November 24, 2010
According to the tenets of current American military thought and practice—that is, “wars amongst the people” fought to win the hearts and minds of local populations—the capacity to have three cups of tea with a local sheik equals the ability to counter and coordinate artillery fires.
Why Does America Dislike the World's Worst Arms Dealer? The Russians Simply Don't Understand.
November 22, 2010
The contretemps between Russia and the United States over Viktor “Merchant of Death” Bout has a surreal, theater-of-the-absurd quality, one that highlights the core philosophical divide between the two countries in just about everything. Russian officials are outragedthat notorious arms-dealer Bout was successfully extradited from Thailand this week and charged with terrorism offenses in Manhattan Federal Court.
Cuba Is Opening Up, As America Turns Away
November 19, 2010
Havana, Cuba—You see them on stage, on passenger flights, and at trade fairs: Americans in Cuba legally, and hoping to travel here more often. The American Ballet Theater has just performed here for the first time in 50 years. It was a wildly popular performance, featuring two Cuban-American dancers—Jose Manuel Carreno and Xiomara Reyes, who was in Cuba for the first time since fleeing the country with her family 18 years ago. “The willingness to share something makes a difference. Why wouldn’t it make a difference?” Reyes told me.
Many Ways to be a Jewish State
November 15, 2010

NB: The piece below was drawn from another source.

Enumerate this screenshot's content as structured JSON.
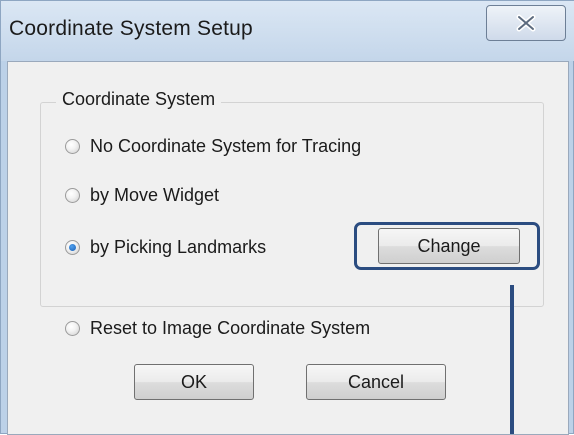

When Mahmoud Abbas, president of the Palestinian Authority, spoke to some 60 influential Jewish-Americans in the Plaza’s Edwardian Room on September 21, the first question came from World Jewish Congress President Ronald Lauder, who pushed Abbas on whether he was prepared to recognize Israel as a Jewish state. Mr. Lauder was echoing a demand repeatedly made by Prime Minister Benjamin Netanyahu during the last year and a half. Judging from Mr.
Shootout in the U.K. Corral
November 13, 2010
Speaking on BBC radio at the end of 2003, as his novel Absolute Friends was published in the shadow of the Iraq war, John le Carré compared himself to Victor Klemperer, the German-Jewish scholar and diarist.
First They Came for the Students, Then They Came for the BBC
November 11, 2010
This morning my wife and I listened to BBC Radio’s “Today” program—required fare for members of the media looking to tap the nation’s pulse via broadcasts from Prime Minister David Cameron and other senior politicians. Two historians, in what was clearly a pre-recorded program, were discussing Churchill's bleak mood after the fall of France and prior to his making one of his most historic speeches to the House of Commons in June 1940. The speech was rousing both for Britons and for Americans, to whom it was also addressed.
The Global Imam
November 10, 2010
The leader of what is arguably the world’s most successful Islamic movement lives in a tiny Pennsylvania town called Saylorsburg, at the Golden Generation Worship and Retreat Center, otherwise known as “the Camp.” The Camp consists of a series of houses, a community center, a pond, and some tranquil, woodsy space for strolling.
Obama Is Playing to India's Insecurities
November 09, 2010
Barack Obama may have mangled a few Indian words in his address to India’s parliament today, but he got the important things right. Stating the obvious is often berated as a platitudinous impulse, but in some cases it can be a virtue, particularly when your audience is of a thin-skinned kind that actually craves the obvious.
Mikhail Khodorkovsky's Day in Court
November 09, 2010
Last Tuesday, in a Moscow courtroom, Mikhail Khodorkovsky—former oil magnate and the once the wealthiest man in Russia—delivered a remarkable speech. Khodorkovsky has been in prison since 2003 and he now faces additional charges that could force him to stay in jail for many more years. In his speech, Khodorkovsky offers a narrative of how any semblance of liberal government was snuffed out in Russia during recent years—and explains how his own fate has become part of this depressing story.
What a Surprise. We Abandoned Haiti.
November 08, 2010
In the immediate aftermath of the earthquake that leveled much of Port-au-Prince last January 12, there was a great deal of talk among the great and the good that this time it was going to be different. Not only would the Haitian capital be rebuilt and its 600,000 homeless housed once more, but at long last the major international donors would not leave once this (in reality, appalling) status quo ante had been restored.